Microsoft launches new startup accelerator in Redmond, focusing on home automation and the ‘Internet of Things’

Microsoft-Ventures-OGMicrosoft announced today that it is launching a new startup accelerator in Redmond focused on home automation and the Internet of Things, in partnership with American Family Insurance. It’s designed to promote startups that are searching for new ways to improve how people use their homes.

The accelerator, which was unveiled as a part of Microsoft’s Global Startup Day in San Francisco, will be housed on Microsoft’s campus in Redmond, and will run from September to December of this year. Companies that get accepted into the accelerator will be given mentorship and education about how to build companies that do well on the global marketplace.

Rahul Sood

Rahul Sood

While home automation is often discussed in the context of new hardware like the Nest thermostat or Phillips’s Hue lightbulbs, Microsoft Ventures General Manager Rahul Sood said that software startups should feel welcome to apply.

“I want to be really clear that this isn’t just a hardware accelerator,” Sood said in an interview with GeekWire.

The partnership with American Family Insurance is also a boon to the companies that get accepted into the new accelerator. The insurance company will be offering a $25,000 equity investment to those startups that want the extra funding. In addition to money, the startups will also be able to test their new products with a set of American Family Insurance customers, to get real-world feedback about what they’re doing.

The accelerator is a part of Microsoft Ventures, which was created last year to pull together all the different services Microsoft offers to startups. Microsoft Ventures already runs accelerators in Bangalore, Beijing, Berlin, London, Paris and Tel Aviv, but this accelerator will be the company’s first in the U.S.

If past is prologue, the accelerator will serve companies well: so far, 78 percent of graduates from Microsoft’s other accelerators have raised additional funding. On average, those funding rounds come out to more than $1 million.

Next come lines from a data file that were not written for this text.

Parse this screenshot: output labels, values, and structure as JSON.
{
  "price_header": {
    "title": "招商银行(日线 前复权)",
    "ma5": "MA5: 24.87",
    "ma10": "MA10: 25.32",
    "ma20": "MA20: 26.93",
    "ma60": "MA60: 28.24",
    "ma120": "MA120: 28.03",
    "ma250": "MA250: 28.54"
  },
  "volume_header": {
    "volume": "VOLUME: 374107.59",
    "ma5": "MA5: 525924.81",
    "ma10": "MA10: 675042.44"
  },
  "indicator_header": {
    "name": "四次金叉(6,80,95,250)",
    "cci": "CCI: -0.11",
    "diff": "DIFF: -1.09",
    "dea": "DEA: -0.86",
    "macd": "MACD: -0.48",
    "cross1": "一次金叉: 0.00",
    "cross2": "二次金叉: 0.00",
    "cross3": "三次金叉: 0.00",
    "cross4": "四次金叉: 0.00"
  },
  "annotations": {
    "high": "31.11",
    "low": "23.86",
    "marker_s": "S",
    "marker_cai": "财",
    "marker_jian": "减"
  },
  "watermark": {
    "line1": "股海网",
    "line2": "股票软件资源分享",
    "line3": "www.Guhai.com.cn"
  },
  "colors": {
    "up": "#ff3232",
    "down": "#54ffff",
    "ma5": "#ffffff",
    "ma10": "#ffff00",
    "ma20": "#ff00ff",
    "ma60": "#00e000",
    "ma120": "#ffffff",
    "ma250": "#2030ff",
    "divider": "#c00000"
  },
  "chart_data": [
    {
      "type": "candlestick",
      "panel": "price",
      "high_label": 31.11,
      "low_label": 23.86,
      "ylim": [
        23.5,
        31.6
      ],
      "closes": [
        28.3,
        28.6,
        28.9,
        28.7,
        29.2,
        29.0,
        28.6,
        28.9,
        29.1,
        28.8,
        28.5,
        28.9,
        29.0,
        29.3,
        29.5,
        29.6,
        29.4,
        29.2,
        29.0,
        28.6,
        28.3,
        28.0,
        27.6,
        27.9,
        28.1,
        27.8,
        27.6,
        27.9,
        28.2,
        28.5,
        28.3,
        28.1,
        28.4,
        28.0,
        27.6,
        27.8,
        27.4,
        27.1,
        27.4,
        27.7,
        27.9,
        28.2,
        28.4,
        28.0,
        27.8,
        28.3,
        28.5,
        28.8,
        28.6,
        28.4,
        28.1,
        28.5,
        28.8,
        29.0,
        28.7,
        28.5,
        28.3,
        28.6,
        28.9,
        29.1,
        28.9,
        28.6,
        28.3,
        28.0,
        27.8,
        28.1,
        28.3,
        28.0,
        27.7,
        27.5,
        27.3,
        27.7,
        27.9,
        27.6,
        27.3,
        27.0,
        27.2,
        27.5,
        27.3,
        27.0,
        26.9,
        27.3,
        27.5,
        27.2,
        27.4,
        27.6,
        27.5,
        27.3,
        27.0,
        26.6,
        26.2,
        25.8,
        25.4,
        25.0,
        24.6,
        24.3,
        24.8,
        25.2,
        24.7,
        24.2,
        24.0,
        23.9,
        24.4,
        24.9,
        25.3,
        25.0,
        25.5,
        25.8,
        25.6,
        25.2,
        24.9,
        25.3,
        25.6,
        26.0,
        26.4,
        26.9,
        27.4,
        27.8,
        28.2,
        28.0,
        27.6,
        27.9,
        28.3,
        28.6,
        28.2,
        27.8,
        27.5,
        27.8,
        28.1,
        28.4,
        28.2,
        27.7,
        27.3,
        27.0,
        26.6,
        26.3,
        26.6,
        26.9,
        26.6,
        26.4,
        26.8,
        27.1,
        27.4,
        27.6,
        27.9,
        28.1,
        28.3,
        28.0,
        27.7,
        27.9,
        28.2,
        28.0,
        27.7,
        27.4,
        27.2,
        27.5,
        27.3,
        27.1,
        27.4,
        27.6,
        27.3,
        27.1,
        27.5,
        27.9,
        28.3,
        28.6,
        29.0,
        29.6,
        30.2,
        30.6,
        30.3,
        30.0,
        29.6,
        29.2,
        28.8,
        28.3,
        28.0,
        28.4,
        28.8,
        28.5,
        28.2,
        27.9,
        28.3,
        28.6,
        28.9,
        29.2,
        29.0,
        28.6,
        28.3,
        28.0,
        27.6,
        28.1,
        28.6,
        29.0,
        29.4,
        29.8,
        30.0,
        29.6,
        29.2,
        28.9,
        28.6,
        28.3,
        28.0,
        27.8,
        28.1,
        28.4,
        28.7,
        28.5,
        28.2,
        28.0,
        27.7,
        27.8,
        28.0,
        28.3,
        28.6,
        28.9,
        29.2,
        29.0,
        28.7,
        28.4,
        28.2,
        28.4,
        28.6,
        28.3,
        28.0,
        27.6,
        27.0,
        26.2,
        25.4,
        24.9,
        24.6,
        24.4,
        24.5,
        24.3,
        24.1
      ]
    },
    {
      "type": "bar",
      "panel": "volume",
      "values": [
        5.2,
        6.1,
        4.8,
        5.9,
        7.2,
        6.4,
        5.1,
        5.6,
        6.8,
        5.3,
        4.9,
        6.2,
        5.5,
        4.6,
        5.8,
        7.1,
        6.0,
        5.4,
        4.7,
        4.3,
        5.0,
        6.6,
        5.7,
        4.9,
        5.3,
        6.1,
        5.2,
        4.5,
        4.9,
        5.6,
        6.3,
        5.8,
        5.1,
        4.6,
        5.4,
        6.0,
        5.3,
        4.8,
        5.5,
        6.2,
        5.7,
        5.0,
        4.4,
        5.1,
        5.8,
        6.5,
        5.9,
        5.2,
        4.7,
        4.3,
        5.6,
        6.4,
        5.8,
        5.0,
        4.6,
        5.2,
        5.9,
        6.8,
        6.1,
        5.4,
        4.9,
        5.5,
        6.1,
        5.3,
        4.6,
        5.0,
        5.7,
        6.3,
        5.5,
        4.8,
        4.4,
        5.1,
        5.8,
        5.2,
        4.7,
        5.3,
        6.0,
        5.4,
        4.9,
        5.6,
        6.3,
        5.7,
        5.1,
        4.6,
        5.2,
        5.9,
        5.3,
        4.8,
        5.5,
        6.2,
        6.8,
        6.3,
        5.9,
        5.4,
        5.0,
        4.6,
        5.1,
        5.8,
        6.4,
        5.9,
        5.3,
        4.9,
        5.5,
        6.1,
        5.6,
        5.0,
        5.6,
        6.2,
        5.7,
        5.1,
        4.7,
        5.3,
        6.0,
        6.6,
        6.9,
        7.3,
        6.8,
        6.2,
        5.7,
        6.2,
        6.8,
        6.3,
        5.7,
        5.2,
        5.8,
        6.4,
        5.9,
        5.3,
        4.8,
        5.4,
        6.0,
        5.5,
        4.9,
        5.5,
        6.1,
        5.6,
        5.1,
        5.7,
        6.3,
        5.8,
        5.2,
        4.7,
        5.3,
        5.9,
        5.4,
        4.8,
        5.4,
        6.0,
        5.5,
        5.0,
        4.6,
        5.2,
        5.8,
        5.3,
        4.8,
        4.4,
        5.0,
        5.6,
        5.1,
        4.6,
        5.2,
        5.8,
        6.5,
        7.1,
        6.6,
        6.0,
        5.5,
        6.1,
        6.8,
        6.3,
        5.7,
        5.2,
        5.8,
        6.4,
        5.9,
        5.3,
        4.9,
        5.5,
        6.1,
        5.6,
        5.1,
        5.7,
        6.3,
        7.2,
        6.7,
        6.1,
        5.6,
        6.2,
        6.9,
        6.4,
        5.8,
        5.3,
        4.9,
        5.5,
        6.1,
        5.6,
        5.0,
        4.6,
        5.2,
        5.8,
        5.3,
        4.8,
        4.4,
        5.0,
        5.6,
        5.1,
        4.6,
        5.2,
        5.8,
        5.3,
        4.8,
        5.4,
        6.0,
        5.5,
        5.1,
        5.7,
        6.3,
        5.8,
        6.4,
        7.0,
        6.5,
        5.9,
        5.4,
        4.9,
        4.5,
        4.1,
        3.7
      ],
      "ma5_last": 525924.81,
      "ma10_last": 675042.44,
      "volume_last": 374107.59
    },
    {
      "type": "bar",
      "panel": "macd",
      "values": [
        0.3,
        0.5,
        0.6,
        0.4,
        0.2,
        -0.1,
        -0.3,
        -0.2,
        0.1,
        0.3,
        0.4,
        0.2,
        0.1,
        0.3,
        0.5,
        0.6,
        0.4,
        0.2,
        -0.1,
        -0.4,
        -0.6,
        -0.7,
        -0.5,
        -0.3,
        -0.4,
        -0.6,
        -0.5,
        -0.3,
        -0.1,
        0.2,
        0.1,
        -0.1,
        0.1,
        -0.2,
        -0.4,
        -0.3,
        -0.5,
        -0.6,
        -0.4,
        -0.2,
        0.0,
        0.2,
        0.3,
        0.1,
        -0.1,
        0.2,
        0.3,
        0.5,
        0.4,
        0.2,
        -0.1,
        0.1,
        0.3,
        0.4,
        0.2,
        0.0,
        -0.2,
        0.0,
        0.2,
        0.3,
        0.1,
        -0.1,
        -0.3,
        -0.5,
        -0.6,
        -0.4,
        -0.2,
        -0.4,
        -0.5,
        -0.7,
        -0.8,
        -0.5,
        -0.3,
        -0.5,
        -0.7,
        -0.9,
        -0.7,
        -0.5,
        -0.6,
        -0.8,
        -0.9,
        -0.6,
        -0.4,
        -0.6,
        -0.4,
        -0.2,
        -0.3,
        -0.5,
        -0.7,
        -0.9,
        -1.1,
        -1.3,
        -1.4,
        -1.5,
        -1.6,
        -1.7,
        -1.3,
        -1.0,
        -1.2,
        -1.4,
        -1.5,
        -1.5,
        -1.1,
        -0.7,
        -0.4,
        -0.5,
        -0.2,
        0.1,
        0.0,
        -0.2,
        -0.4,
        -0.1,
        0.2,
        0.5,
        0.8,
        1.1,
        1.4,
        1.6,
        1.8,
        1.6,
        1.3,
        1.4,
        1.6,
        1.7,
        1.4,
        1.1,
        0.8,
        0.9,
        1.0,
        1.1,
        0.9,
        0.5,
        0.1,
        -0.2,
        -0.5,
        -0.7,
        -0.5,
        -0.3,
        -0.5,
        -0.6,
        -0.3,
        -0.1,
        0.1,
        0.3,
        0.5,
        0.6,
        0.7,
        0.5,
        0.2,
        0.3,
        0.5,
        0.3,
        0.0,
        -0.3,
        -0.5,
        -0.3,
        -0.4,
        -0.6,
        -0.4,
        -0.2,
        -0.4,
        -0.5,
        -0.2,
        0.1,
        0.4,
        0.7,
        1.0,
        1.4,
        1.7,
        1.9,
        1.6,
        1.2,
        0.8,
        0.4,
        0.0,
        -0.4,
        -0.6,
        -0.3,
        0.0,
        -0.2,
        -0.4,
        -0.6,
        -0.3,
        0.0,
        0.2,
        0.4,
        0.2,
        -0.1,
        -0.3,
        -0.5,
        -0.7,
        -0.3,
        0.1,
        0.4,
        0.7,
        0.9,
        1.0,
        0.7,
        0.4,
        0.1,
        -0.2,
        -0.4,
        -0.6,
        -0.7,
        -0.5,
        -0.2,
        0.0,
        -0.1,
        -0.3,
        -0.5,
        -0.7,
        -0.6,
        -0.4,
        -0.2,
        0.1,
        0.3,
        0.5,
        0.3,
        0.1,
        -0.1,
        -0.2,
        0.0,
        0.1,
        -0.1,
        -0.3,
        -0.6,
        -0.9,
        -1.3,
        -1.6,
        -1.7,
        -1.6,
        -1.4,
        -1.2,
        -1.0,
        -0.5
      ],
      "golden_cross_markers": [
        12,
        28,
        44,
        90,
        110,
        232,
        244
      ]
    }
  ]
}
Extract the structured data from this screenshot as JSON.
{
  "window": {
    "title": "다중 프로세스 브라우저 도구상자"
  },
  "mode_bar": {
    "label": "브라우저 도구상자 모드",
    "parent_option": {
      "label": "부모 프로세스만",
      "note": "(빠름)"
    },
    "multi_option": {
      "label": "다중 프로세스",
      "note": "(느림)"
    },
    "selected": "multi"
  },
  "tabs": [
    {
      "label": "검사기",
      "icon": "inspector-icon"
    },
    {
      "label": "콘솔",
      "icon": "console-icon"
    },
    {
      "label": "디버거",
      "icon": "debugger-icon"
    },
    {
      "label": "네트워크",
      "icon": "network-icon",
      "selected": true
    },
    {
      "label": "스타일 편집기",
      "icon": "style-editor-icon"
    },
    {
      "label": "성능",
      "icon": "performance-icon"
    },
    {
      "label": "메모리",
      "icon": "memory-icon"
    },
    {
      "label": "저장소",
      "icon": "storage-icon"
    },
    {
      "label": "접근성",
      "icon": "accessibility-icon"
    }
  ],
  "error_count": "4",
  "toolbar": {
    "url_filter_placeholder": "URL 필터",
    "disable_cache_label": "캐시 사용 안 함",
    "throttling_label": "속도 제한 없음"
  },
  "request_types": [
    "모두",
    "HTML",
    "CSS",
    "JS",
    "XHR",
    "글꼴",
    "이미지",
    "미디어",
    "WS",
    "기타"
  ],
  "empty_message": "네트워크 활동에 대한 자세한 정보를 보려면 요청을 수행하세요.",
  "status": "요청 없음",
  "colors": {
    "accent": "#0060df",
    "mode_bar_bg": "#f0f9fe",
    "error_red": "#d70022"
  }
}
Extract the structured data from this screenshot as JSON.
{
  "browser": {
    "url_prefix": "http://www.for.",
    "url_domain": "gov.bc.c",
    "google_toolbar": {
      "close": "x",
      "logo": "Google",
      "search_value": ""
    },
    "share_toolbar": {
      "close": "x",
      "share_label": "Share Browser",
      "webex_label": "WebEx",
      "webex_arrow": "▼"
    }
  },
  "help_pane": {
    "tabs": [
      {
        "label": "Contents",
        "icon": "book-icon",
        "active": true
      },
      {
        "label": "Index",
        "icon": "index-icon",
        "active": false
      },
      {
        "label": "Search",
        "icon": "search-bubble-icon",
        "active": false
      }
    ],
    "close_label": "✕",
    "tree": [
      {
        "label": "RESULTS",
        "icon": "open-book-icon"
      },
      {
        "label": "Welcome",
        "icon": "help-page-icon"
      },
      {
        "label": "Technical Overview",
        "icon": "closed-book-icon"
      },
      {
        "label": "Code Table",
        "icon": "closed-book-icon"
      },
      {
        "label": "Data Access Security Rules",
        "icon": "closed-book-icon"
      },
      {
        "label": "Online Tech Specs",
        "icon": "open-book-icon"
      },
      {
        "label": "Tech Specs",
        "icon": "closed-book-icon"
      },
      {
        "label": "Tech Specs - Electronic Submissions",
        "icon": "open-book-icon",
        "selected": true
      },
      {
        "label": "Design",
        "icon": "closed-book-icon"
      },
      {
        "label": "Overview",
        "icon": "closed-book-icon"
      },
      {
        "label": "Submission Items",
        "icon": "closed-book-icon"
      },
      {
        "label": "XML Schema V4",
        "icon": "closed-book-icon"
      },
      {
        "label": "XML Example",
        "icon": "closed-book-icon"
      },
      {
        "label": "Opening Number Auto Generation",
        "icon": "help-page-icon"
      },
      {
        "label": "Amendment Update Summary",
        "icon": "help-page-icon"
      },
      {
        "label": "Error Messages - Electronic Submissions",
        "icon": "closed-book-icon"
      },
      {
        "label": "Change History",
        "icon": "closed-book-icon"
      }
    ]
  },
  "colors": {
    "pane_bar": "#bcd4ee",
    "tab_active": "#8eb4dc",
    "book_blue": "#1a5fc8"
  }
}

The news comes a couple months after Microsoft announced a new version of Windows built for embedded applications like home automation, but companies won’t be required to use any Microsoft products. That said, companies could use a number of Microsoft’s tools as they build whatever they’re working on, including Microsoft Azure, the company’s cloud platform.

Microsoft doesn’t take an equity stake in the companies that move through their accelerators, but getting companies started on products like Windows and Azure could provide the company with a toehold in the future of home automation.

Companies interested in learning more about the accelerator, or filing an application can do so here. Here’s an infographic from Pitchbook about how venture capitalists have reacted to the home automation market:

PitchBook_2Q2014_IoTHomeAutomation.png-550x0

  • http://www.verespej.com/ Hakon Verespej

    The link to the application is broken. Need to add the http:// so it’s not treated as a relative link.

    • Blair Hanley Frank

      Fixed! Thanks for pointing that out.

  • lenslens1

    This feels kinda wrong to me, because Microsoft has very little experience in how to run a successful start-up. It is maybe a venture capital firm specializing in these areas that is using the Microsoft ecosystem for street credit.

    • narg

      very little?!?! What planet are you from. Easiest example of their success in “startups” is the Xbox. Another is Surface. Shall I continue???

      • zacharycohn

        Those are not startups, those are just new products.

        It’s not exactly the same when you have a few billion dollars in budget, hundreds of employees to immediately staff a project, an established supply chain, and preexisting partnerships with industry leaders to play with…

  • vserve87

    Sounds like a pettty good deal to me dude.

    WentAnon.tk

  • narg

    No surprise here since the Google acquisition of Nest…